- Dataset extract:
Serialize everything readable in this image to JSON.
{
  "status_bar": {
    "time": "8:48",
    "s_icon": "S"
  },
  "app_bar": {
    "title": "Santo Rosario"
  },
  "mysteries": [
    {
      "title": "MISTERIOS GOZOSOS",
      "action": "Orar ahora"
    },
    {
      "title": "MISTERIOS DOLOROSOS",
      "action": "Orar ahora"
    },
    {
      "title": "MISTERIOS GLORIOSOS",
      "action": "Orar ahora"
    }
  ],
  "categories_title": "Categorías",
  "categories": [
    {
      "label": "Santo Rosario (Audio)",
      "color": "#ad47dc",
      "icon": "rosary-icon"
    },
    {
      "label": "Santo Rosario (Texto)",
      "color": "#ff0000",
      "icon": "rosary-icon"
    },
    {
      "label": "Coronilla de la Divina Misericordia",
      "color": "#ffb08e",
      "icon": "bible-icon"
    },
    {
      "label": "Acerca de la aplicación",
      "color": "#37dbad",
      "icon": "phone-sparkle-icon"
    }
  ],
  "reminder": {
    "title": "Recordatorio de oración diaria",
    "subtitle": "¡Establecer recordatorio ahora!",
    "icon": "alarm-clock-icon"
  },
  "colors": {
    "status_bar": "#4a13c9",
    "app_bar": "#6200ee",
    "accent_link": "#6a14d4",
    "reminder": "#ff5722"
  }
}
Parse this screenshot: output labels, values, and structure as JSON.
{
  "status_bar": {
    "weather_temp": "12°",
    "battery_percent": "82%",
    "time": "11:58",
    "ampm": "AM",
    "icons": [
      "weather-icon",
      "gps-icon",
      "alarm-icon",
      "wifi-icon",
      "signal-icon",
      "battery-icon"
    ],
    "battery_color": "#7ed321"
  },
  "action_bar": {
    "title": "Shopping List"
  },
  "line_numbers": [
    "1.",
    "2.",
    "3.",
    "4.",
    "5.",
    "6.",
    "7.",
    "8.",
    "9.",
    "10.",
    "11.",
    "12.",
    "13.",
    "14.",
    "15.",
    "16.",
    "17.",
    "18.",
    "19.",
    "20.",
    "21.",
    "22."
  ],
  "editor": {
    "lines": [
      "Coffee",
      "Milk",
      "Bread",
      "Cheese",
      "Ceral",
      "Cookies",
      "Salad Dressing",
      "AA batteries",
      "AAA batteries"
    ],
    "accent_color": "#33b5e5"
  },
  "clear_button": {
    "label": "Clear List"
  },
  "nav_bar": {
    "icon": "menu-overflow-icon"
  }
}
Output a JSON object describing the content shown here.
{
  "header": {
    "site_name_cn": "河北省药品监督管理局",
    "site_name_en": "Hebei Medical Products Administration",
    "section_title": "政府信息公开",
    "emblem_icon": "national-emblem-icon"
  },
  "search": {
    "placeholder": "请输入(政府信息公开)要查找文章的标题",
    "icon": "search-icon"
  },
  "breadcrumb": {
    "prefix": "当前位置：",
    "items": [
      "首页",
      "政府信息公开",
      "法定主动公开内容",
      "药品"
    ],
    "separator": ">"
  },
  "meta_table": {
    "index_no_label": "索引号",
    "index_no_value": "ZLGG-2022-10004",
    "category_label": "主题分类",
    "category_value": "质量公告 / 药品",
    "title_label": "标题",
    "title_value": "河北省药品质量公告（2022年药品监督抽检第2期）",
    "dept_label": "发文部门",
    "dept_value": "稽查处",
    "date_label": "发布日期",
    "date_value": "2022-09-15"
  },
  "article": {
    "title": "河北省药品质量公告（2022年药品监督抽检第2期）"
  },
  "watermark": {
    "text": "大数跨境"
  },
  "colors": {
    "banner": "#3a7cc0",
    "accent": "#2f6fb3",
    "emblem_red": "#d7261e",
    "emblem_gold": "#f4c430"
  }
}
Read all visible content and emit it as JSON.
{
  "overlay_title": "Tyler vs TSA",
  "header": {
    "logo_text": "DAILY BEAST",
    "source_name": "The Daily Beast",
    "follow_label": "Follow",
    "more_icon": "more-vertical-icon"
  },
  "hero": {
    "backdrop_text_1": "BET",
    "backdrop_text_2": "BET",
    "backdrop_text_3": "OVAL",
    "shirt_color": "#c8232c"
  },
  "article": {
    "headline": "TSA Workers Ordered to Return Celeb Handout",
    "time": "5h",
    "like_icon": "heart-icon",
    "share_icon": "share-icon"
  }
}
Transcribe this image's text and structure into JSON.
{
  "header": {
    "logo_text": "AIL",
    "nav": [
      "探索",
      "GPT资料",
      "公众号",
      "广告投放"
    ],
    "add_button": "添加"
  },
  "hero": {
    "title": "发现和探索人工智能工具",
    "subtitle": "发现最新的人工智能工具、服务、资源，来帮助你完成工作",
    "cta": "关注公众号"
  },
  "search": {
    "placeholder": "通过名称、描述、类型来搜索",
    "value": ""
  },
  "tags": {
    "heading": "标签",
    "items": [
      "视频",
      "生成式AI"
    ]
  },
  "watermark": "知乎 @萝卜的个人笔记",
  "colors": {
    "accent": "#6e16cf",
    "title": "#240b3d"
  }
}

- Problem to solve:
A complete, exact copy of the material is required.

- Output for this exercise:
Serialize everything readable in this image to JSON.
{
  "status_bar": {
    "time": "8:48",
    "s_icon": "S"
  },
  "app_bar": {
    "title": "Santo Rosario"
  },
  "mysteries": [
    {
      "title": "MISTERIOS GOZOSOS",
      "action": "Orar ahora"
    },
    {
      "title": "MISTERIOS DOLOROSOS",
      "action": "Orar ahora"
    },
    {
      "title": "MISTERIOS GLORIOSOS",
      "action": "Orar ahora"
    }
  ],
  "categories_title": "Categorías",
  "categories": [
    {
      "label": "Santo Rosario (Audio)",
      "color": "#ad47dc",
      "icon": "rosary-icon"
    },
    {
      "label": "Santo Rosario (Texto)",
      "color": "#ff0000",
      "icon": "rosary-icon"
    },
    {
      "label": "Coronilla de la Divina Misericordia",
      "color": "#ffb08e",
      "icon": "bible-icon"
    },
    {
      "label": "Acerca de la aplicación",
      "color": "#37dbad",
      "icon": "phone-sparkle-icon"
    }
  ],
  "reminder": {
    "title": "Recordatorio de oración diaria",
    "subtitle": "¡Establecer recordatorio ahora!",
    "icon": "alarm-clock-icon"
  },
  "colors": {
    "status_bar": "#4a13c9",
    "app_bar": "#6200ee",
    "accent_link": "#6a14d4",
    "reminder": "#ff5722"
  }
}
Parse this screenshot: output labels, values, and structure as JSON.
{
  "status_bar": {
    "weather_temp": "12°",
    "battery_percent": "82%",
    "time": "11:58",
    "ampm": "AM",
    "icons": [
      "weather-icon",
      "gps-icon",
      "alarm-icon",
      "wifi-icon",
      "signal-icon",
      "battery-icon"
    ],
    "battery_color": "#7ed321"
  },
  "action_bar": {
    "title": "Shopping List"
  },
  "line_numbers": [
    "1.",
    "2.",
    "3.",
    "4.",
    "5.",
    "6.",
    "7.",
    "8.",
    "9.",
    "10.",
    "11.",
    "12.",
    "13.",
    "14.",
    "15.",
    "16.",
    "17.",
    "18.",
    "19.",
    "20.",
    "21.",
    "22."
  ],
  "editor": {
    "lines": [
      "Coffee",
      "Milk",
      "Bread",
      "Cheese",
      "Ceral",
      "Cookies",
      "Salad Dressing",
      "AA batteries",
      "AAA batteries"
    ],
    "accent_color": "#33b5e5"
  },
  "clear_button": {
    "label": "Clear List"
  },
  "nav_bar": {
    "icon": "menu-overflow-icon"
  }
}
Output a JSON object describing the content shown here.
{
  "header": {
    "site_name_cn": "河北省药品监督管理局",
    "site_name_en": "Hebei Medical Products Administration",
    "section_title": "政府信息公开",
    "emblem_icon": "national-emblem-icon"
  },
  "search": {
    "placeholder": "请输入(政府信息公开)要查找文章的标题",
    "icon": "search-icon"
  },
  "breadcrumb": {
    "prefix": "当前位置：",
    "items": [
      "首页",
      "政府信息公开",
      "法定主动公开内容",
      "药品"
    ],
    "separator": ">"
  },
  "meta_table": {
    "index_no_label": "索引号",
    "index_no_value": "ZLGG-2022-10004",
    "category_label": "主题分类",
    "category_value": "质量公告 / 药品",
    "title_label": "标题",
    "title_value": "河北省药品质量公告（2022年药品监督抽检第2期）",
    "dept_label": "发文部门",
    "dept_value": "稽查处",
    "date_label": "发布日期",
    "date_value": "2022-09-15"
  },
  "article": {
    "title": "河北省药品质量公告（2022年药品监督抽检第2期）"
  },
  "watermark": {
    "text": "大数跨境"
  },
  "colors": {
    "banner": "#3a7cc0",
    "accent": "#2f6fb3",
    "emblem_red": "#d7261e",
    "emblem_gold": "#f4c430"
  }
}
Read all visible content and emit it as JSON.
{
  "overlay_title": "Tyler vs TSA",
  "header": {
    "logo_text": "DAILY BEAST",
    "source_name": "The Daily Beast",
    "follow_label": "Follow",
    "more_icon": "more-vertical-icon"
  },
  "hero": {
    "backdrop_text_1": "BET",
    "backdrop_text_2": "BET",
    "backdrop_text_3": "OVAL",
    "shirt_color": "#c8232c"
  },
  "article": {
    "headline": "TSA Workers Ordered to Return Celeb Handout",
    "time": "5h",
    "like_icon": "heart-icon",
    "share_icon": "share-icon"
  }
}
Transcribe this image's text and structure into JSON.
{
  "header": {
    "logo_text": "AIL",
    "nav": [
      "探索",
      "GPT资料",
      "公众号",
      "广告投放"
    ],
    "add_button": "添加"
  },
  "hero": {
    "title": "发现和探索人工智能工具",
    "subtitle": "发现最新的人工智能工具、服务、资源，来帮助你完成工作",
    "cta": "关注公众号"
  },
  "search": {
    "placeholder": "通过名称、描述、类型来搜索",
    "value": ""
  },
  "tags": {
    "heading": "标签",
    "items": [
      "视频",
      "生成式AI"
    ]
  },
  "watermark": "知乎 @萝卜的个人笔记",
  "colors": {
    "accent": "#6e16cf",
    "title": "#240b3d"
  }
}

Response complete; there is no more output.